Do you judge a book its cover?

(1/3) > >>

brianvds (October 01, 2017, 18:04:47 PM):
I recently got into the self-publishing business, sort of on a whim (publishing some children's stories I wrote years ago as Christmas gifts for my brother's children). On a Facebook group for self-published writers the question of book covers came up.

Now, some self-made covers that I have seen are genuinely godawful, but still, personally I never judge a book that way. I read the blurb on the back, and browse through, and that is crucial to my decision on whether or not to buy the book (or even borrow it from the library). However, a self-publisher on the group, who happens to be hugely successful and making a fortune from his books, said "try selling a book with a bad cover on Amazon."

On the face of it he had a point. But the more I think about it, the more I wonder. For one thing, how do we even define "bad cover." For another, even given that there is some meaningful definition, have any studies actually been done to determine the extent to which people will be swayed by the cover design? Is there any science here?

Any opinions/facts?
Faerie (October 03, 2017, 09:06:03 AM):
Rationally, readers dont judge, however, if your book is on the shelf with 5 others and I dont know any of the authers, my eye and hand will be drawn to both the cover and the title.
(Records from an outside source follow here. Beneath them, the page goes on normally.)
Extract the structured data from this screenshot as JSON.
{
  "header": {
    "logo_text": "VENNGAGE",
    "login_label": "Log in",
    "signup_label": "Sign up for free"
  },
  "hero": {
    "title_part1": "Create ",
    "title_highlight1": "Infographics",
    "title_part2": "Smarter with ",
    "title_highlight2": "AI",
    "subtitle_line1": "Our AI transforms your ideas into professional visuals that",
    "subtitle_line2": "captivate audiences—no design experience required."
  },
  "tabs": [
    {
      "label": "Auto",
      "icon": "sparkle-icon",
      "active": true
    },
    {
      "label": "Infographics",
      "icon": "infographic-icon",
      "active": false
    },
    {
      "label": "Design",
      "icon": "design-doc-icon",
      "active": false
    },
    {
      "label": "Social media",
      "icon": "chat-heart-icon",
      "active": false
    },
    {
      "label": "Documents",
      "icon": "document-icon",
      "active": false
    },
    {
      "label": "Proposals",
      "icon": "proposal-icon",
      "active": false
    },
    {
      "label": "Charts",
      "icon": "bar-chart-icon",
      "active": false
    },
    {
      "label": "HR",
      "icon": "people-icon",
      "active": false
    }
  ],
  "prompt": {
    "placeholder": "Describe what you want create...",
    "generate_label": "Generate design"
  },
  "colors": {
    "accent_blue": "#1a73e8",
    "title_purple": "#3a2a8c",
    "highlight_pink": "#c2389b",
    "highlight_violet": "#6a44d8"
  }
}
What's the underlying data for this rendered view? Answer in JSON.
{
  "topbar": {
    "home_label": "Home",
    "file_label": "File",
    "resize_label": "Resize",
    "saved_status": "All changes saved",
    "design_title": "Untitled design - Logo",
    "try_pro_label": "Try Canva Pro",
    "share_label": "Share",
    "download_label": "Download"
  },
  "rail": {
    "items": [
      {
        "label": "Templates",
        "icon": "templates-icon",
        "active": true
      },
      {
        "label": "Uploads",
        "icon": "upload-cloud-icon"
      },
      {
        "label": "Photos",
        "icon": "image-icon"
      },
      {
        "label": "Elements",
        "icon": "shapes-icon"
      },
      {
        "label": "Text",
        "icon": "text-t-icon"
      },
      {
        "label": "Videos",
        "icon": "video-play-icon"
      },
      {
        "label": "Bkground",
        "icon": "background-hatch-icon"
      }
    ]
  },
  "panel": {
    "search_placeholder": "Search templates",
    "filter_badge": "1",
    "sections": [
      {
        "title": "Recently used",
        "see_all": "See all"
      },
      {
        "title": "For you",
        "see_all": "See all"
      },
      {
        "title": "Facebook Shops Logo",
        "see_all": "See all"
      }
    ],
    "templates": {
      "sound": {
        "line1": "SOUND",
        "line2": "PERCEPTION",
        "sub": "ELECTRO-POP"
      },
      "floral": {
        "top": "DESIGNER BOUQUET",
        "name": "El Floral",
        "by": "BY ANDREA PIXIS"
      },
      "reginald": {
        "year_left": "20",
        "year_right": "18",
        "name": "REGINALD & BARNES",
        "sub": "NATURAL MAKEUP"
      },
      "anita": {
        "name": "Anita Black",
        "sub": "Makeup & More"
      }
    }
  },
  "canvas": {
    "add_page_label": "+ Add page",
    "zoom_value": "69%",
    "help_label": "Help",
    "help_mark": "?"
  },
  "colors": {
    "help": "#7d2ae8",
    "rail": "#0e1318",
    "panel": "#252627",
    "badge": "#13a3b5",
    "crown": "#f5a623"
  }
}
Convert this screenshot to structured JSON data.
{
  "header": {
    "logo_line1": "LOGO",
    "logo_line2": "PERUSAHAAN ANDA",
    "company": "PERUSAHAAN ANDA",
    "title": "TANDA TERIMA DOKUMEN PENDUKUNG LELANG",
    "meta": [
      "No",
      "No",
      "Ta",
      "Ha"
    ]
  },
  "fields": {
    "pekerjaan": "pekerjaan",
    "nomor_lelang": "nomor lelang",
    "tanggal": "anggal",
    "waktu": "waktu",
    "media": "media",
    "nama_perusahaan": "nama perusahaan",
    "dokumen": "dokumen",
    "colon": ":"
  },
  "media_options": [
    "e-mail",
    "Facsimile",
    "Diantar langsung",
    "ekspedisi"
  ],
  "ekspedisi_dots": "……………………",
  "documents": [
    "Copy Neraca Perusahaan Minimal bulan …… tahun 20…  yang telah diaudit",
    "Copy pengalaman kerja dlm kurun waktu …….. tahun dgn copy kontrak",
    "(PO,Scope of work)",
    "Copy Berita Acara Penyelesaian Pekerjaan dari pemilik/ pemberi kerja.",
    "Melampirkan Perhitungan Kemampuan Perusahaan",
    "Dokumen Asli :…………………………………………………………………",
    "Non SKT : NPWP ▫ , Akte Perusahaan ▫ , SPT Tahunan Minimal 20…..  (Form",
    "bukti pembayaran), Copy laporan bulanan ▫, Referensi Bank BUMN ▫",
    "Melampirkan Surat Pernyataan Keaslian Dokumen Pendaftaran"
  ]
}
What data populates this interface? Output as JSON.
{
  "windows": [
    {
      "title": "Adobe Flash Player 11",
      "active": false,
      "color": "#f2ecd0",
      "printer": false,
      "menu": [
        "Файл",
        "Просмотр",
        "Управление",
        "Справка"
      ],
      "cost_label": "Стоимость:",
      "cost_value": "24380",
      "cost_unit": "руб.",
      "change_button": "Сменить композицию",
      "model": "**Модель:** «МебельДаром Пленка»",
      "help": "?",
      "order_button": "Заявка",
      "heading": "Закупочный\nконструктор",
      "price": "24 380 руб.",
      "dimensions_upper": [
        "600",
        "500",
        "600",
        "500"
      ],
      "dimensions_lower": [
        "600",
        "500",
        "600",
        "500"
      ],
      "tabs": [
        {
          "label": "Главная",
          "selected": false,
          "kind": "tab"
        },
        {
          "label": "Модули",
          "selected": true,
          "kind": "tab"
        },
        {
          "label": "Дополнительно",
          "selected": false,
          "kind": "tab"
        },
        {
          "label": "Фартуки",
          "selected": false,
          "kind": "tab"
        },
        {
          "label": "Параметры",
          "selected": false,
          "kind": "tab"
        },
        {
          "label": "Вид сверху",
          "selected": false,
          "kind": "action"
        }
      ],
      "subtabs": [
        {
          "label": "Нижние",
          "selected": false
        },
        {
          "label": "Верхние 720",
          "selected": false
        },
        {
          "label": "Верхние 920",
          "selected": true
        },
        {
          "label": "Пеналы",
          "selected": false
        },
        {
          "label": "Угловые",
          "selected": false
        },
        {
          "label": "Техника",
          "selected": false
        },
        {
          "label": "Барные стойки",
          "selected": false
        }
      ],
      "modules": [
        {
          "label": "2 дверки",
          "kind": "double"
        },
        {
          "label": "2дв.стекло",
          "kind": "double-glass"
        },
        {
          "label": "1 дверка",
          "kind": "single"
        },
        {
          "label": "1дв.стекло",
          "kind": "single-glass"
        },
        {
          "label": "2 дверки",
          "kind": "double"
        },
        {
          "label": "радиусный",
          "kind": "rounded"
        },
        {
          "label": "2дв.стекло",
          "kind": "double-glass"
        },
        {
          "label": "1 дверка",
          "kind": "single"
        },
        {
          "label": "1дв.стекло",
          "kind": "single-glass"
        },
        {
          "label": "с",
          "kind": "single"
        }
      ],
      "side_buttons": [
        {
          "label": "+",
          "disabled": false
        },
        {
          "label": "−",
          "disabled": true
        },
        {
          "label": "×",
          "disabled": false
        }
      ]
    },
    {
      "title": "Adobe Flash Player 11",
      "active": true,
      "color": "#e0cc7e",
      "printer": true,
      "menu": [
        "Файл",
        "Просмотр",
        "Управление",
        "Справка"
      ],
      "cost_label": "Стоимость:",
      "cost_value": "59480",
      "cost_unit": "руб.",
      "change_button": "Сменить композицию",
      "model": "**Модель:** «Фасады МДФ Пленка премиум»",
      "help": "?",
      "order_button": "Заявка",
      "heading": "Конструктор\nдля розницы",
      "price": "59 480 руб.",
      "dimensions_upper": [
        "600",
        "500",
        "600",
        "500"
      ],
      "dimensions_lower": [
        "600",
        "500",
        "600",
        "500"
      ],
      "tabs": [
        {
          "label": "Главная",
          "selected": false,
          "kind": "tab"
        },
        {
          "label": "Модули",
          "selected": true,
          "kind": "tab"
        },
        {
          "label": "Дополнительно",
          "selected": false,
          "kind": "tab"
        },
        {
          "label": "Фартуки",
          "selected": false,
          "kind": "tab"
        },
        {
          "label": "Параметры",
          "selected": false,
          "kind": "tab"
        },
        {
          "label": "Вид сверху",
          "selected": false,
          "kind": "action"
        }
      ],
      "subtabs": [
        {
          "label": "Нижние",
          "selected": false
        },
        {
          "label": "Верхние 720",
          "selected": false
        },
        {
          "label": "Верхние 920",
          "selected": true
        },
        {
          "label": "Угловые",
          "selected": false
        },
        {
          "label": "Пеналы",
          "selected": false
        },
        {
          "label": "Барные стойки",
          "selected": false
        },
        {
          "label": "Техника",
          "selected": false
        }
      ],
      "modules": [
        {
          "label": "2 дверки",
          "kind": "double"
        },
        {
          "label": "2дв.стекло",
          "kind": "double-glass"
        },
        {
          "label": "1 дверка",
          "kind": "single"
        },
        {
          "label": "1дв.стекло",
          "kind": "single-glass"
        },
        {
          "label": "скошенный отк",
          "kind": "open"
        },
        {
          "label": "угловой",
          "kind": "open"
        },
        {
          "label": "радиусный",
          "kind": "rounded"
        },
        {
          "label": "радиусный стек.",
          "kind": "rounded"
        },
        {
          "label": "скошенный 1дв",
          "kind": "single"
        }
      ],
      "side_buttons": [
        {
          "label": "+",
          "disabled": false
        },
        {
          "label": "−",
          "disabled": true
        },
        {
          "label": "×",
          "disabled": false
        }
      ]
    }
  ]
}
I am unlikely to check all 5, and after one scan of the back cover - once again depending on how the book has been summarised - take it or dump it and move on to the other eye candy out there.

It matters unless you are Stephen King.
Faerie (October 03, 2017, 09:07:54 AM):
There is a chapter in "Freakanomics" on the selling power of presentation. Studies have been done, its marketing 1:1
brianvds (October 04, 2017, 02:40:31 AM):
Rationally, readers dont judge, however, if your book is on the shelf with 5 others and I dont know any of the authers, my eye and hand will be drawn to both the cover and the title. I am unlikely to check all 5, and after one scan of the back cover - once again depending on how the book has been summarised - take it or dump it and move on to the other eye candy out there.

It matters unless you are Stephen King.

Well, that was the consensus on the FB group: a cover won't necessarily sway anyone, but a striking cover will help people notice a book in the first place, if it is on a shelf or in the midst of a bunch of thumbnails.

I do wonder though whether a striking cover is necessarily a good one (our eye will be drawn the neon yellow book, with the photo of the topless model, however garish and tasteless such a cover might be). And how did they do these studies? How did they decide what a good cover is? How repeatable were the studies? Once they had decided what a good cover is, how reliably could designers make more good covers, that worked as well as the others?

Of late I have become extremely skeptical of "studies", particularly in the humanities. I have now run into lots and lots of people who seem extremely confident that they know exactly how to go about this or that, when in fact, for all we know, they were just lucky.

If memory serves, Nassim Taleb goes into this phenomenon extensively in Fooled by Randomness. In short, it goes something like this: thousands of investors try their luck at the stock market. At a rate of attrition of 50% per year, after twenty years one has become a billionaire while the others are bankrupt. The billionaire now writes a book about his "secrets" of success. But blind luck would explain it every bit as well.

Same thing goes for lots of cultural products: books, movies, symphonies, whatever, become spectacularly successful, and after the fact we come up with explanations of why, and what the secret of success is. How can we tell it's not just luck? Or (probably more realistically) which component was luck? I don't know if the studies have ways to address this.
Faerie (October 05, 2017, 05:21:51 AM):
Its interesting to observe and discuss, due to books about "secrets" of success in whatever realm, people (who read) as become a tad wiser. There are far more skeptical people around now than ten years ago. We are all still attracted to certain inbedded narratives though. Think about popcorn at the movies, our generation still falls for that every time but my 20ish aged kids couldnt be bothered, they want the movie. Its subconcious. I wouldnt go for garish colours, but a beautifully drawn cover or a striking black background with just the title would have me curious.

For the 50+ ladies reading fiction only, believe it or not, and Im concious of generalising here, subtle sexual undertones will sell the book, those reading the abundance of self help and personal development scripts, want the promise of being "better" or "smarter" just a promise of a one liner somewhere in there that "speaks" to them. Nancy Klein managed to get that one right by fluke. Pure white cover and the title "Time to think". Billions of introverts made her a billionaire.... she stated the obvious.

Navigation

[0] Message Index

[#] Next page

Skeptic Forum Board Index

Non-mobile version of page